The centre is a labyrinth of narrow alleys climbing up and around a steep conical hill, each thread of street crisscrossed above with drying laundry and inhabited below by folks playing cards and drinking wine outside the bead curtains that protect their doors. At a corner a man is sharpening knives on a grindstone he turns with pedals and a chain.
At the top of the hill a castle houses a museum of Greek artefacts, for you are now in Magna Grecia, that part of Italy colonised by the Greeks in 700BC. The Castle of Scilla is magic, positioned on a very high rock, and it watches the sea for miles and miles…

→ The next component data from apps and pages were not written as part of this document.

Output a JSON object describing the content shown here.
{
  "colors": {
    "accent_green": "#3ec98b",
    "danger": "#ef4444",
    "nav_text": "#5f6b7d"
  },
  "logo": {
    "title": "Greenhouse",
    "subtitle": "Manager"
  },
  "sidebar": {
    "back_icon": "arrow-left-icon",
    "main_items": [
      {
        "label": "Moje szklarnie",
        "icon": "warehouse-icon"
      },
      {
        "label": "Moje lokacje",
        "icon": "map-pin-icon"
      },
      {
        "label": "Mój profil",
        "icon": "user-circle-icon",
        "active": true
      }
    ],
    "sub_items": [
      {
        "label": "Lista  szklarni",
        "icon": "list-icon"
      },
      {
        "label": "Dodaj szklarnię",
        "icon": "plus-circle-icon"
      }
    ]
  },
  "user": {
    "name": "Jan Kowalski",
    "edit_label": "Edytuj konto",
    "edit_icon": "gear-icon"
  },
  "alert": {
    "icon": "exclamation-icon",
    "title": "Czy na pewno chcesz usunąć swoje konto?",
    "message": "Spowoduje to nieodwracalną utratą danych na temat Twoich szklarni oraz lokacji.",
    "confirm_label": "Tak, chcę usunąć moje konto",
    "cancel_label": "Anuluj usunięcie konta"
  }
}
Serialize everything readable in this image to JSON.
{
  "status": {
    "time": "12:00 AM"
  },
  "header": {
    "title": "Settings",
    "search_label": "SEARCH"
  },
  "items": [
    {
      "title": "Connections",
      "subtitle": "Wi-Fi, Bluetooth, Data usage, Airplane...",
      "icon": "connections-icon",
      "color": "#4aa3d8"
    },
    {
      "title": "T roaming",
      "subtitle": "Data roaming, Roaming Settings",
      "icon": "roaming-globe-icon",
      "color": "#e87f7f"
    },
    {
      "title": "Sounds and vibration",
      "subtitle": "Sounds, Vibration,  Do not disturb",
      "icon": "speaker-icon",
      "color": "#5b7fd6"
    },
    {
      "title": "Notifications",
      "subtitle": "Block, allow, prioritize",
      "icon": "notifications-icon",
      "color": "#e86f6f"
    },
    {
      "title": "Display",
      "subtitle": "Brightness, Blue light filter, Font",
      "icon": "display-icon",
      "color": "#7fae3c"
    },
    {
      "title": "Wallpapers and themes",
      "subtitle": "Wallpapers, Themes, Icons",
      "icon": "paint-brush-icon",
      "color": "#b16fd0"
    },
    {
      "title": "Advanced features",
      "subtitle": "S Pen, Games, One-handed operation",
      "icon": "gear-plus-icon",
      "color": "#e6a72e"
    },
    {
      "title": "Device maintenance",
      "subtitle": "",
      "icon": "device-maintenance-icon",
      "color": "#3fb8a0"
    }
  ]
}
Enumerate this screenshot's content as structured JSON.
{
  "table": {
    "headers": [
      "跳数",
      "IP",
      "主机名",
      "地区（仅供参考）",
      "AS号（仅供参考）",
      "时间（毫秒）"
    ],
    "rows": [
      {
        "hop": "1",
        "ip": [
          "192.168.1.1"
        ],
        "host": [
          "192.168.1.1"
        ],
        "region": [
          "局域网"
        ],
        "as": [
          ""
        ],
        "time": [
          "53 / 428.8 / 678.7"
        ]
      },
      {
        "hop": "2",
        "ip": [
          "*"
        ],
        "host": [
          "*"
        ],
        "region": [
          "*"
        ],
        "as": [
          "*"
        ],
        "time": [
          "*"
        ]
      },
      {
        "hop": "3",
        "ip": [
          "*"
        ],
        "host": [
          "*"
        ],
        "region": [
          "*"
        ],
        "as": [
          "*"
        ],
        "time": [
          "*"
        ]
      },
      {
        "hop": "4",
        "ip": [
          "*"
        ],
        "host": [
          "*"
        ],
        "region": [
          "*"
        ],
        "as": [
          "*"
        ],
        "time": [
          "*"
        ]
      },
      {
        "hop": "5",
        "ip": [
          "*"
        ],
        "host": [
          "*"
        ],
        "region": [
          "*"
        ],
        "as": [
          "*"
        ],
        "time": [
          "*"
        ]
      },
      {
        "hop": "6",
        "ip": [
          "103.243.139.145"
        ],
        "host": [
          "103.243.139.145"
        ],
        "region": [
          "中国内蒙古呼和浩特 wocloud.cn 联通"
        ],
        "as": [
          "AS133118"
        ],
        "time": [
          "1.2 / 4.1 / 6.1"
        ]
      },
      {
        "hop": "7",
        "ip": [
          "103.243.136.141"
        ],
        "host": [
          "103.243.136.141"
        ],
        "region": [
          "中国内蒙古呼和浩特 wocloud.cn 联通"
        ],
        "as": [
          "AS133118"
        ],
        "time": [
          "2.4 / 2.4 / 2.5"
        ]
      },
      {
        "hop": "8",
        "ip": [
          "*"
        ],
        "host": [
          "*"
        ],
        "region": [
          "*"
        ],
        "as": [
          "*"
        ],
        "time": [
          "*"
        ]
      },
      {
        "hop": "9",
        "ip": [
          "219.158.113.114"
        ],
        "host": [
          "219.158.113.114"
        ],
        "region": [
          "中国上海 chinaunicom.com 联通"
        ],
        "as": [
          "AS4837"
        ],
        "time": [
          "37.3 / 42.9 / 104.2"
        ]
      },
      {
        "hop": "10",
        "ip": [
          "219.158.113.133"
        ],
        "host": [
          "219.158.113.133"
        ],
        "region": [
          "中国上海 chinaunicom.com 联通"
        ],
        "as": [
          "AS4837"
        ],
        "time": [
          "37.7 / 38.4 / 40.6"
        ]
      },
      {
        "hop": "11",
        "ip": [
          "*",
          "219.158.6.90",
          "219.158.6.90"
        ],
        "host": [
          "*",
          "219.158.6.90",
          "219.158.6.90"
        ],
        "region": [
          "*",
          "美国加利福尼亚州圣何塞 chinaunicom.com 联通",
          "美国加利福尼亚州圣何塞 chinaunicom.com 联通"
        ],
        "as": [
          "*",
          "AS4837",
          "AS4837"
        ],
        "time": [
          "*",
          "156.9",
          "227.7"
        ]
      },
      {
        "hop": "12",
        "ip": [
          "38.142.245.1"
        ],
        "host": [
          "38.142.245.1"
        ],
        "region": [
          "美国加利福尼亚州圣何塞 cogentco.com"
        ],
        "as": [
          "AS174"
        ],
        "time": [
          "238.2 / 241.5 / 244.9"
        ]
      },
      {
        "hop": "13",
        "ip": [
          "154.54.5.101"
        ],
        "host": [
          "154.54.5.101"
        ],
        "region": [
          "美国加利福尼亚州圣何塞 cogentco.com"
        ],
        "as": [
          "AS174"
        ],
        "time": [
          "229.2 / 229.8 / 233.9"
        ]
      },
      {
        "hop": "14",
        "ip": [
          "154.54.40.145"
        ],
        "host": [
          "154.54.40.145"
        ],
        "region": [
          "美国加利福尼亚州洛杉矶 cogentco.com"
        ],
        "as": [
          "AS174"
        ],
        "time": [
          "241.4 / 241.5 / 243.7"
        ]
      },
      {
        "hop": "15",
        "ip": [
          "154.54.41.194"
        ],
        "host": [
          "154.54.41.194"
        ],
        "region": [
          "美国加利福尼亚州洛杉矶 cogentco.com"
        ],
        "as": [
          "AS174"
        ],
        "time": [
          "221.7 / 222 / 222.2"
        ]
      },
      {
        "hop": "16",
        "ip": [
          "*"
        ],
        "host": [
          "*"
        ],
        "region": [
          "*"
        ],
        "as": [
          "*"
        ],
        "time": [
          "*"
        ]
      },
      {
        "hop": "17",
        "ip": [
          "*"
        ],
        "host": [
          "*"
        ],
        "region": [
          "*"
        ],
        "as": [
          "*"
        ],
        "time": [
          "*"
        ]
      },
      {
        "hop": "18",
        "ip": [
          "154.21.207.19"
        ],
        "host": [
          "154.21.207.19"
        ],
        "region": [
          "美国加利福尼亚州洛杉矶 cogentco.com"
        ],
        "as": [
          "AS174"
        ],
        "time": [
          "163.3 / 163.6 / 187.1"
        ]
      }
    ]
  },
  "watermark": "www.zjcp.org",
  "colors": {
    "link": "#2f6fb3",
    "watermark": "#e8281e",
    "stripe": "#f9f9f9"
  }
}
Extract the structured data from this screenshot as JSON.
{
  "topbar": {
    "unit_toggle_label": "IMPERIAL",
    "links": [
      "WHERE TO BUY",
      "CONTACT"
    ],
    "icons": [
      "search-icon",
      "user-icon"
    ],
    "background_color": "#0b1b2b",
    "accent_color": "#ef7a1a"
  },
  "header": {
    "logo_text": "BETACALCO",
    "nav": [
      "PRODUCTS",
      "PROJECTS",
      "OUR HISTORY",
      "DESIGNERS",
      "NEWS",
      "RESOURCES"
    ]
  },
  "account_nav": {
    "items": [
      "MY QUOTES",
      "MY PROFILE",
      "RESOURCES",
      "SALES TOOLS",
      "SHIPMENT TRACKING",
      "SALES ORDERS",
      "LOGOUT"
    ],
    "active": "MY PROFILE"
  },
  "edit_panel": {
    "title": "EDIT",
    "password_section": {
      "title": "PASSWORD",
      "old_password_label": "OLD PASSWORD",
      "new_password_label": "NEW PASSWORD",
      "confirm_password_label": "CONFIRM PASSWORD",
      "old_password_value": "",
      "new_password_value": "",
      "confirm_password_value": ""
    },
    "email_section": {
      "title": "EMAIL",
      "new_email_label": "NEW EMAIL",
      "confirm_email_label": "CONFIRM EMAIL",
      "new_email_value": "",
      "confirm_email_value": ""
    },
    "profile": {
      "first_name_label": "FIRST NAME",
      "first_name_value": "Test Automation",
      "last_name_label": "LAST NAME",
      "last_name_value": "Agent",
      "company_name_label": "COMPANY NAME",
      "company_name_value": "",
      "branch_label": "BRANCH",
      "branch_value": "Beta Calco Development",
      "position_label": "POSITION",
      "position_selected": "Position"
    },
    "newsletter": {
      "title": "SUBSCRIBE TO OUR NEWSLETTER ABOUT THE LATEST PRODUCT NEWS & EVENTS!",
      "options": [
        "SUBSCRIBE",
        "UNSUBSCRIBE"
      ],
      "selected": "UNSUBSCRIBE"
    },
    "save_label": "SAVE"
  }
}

In the tiny museum you can wonder at winged horses, pretty mermaids, a tiny rabbit-shaped container that once held cosmetic oil for a woman’s skin. Brightest of all is a gold diadem fashioned into a circle of leaves and berries, emblem of the goddess Hera, whose ruined temple boasts just one standing column on the cliffs to the south of the town.
Come early evening, lying on your back in the calm, warm sea, taking in the great sweep of the bay, it’s not hard to imagine the Greek galleys at anchor in their scores, conquering and trading as the British would do a couple of thousand years later. Right now, though, there are just a few rusty fishing boats and the tinkle of a band grinding out 1960s covers in a beachside bar.
ON WESTERN COAST
From Scilla, you can now take a train going to the north, along the western coast of Calabria.
From there, I quietly arrived to Tropea, a village located on a small high rock plateau, full of tiny ancient houses, in front of a alike-Caribbean sea…
Here I tasted the most famous onion of Italy. Due to its unique sweetness, Tropea onion is the most celebrated and appreciated onion, even abroad. It grows, typically, on the cliffs that descend from Mount Poro towards the sea between Cape Vaticano, Zambrone, Tropea and Briatico, in the provinces of Cosenza and Vibo Valentia, but the larger origin land of this onion is the coastal medium-high Tyrrhenian of Calabria, the areas of the provinces of Cosenza, Catanzaro and Vibo Valentia, where the cultivars belong to fresh and aerated soils, overlooking the sea, with conditions of humidity, typical of the area of the upper-middle of the Tyrrhenian coast of Calabria.
The streets are full of tourists and I love this mess, the air is full of scents of Origan, the wild herb which grows spontaneously under the Calabria sun, nearby the plateau of Mount Poro, a splendid place near to the major touristic attractions of Calabria: Capo Vatican and Tropea.
The word origan comes from the Greek “oros”, which means mountain and “ganos” which means splendor. Its meaning is, therefore, “mountain splendor”, and these two adjectives and qualities has been attributed to the plant for its grace and abundance of its flowers. This perfume recalls the wild and generous character of this land…
COMING BACK HOME
Still, if Italian State Railways tried your patience, Ferrovie Sud Est will transport you into a surreal heat haze of unexpected connections and sudden cancellations in which you will very likely spend hours entirely alone with a garrulous ticket collector delighted to have found someone to talk to. Everywhere signs inform you of the generous contributions of the ever beneficent EU. In any event, if you’re returning home via overnight couchette from Lecce to Milan, make sure you set off with a good few hours to spare. Then put your head down on a Trenitalia pillow and let the rails lull you into a last Mediterranean reverie.